From first line to last, output the records below exactly.

——

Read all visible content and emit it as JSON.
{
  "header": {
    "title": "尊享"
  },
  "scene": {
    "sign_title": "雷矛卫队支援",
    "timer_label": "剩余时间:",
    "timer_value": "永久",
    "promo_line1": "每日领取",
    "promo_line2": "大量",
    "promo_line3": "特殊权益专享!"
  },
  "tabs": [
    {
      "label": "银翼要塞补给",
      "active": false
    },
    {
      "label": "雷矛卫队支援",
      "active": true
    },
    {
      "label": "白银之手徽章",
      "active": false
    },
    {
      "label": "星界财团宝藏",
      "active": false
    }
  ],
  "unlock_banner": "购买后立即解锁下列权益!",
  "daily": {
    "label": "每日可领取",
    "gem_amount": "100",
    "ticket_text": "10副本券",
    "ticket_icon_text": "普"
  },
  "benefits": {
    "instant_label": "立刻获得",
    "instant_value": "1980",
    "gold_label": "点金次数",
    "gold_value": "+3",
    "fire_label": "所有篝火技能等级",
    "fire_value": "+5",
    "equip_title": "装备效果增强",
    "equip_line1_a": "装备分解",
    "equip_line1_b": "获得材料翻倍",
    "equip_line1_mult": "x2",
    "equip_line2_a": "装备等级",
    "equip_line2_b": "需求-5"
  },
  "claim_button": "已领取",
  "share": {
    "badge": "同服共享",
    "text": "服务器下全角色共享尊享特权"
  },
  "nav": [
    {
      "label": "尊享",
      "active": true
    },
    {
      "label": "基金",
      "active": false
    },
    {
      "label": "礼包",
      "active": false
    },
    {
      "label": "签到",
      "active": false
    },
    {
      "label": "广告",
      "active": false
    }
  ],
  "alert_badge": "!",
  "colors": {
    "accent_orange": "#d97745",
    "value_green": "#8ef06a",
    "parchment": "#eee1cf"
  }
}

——

◆ Answer to this problem
Read all visible content and emit it as JSON.
{
  "header": {
    "title": "尊享"
  },
  "scene": {
    "sign_title": "雷矛卫队支援",
    "timer_label": "剩余时间:",
    "timer_value": "永久",
    "promo_line1": "每日领取",
    "promo_line2": "大量",
    "promo_line3": "特殊权益专享!"
  },
  "tabs": [
    {
      "label": "银翼要塞补给",
      "active": false
    },
    {
      "label": "雷矛卫队支援",
      "active": true
    },
    {
      "label": "白银之手徽章",
      "active": false
    },
    {
      "label": "星界财团宝藏",
      "active": false
    }
  ],
  "unlock_banner": "购买后立即解锁下列权益!",
  "daily": {
    "label": "每日可领取",
    "gem_amount": "100",
    "ticket_text": "10副本券",
    "ticket_icon_text": "普"
  },
  "benefits": {
    "instant_label": "立刻获得",
    "instant_value": "1980",
    "gold_label": "点金次数",
    "gold_value": "+3",
    "fire_label": "所有篝火技能等级",
    "fire_value": "+5",
    "equip_title": "装备效果增强",
    "equip_line1_a": "装备分解",
    "equip_line1_b": "获得材料翻倍",
    "equip_line1_mult": "x2",
    "equip_line2_a": "装备等级",
    "equip_line2_b": "需求-5"
  },
  "claim_button": "已领取",
  "share": {
    "badge": "同服共享",
    "text": "服务器下全角色共享尊享特权"
  },
  "nav": [
    {
      "label": "尊享",
      "active": true
    },
    {
      "label": "基金",
      "active": false
    },
    {
      "label": "礼包",
      "active": false
    },
    {
      "label": "签到",
      "active": false
    },
    {
      "label": "广告",
      "active": false
    }
  ],
  "alert_badge": "!",
  "colors": {
    "accent_orange": "#d97745",
    "value_green": "#8ef06a",
    "parchment": "#eee1cf"
  }
}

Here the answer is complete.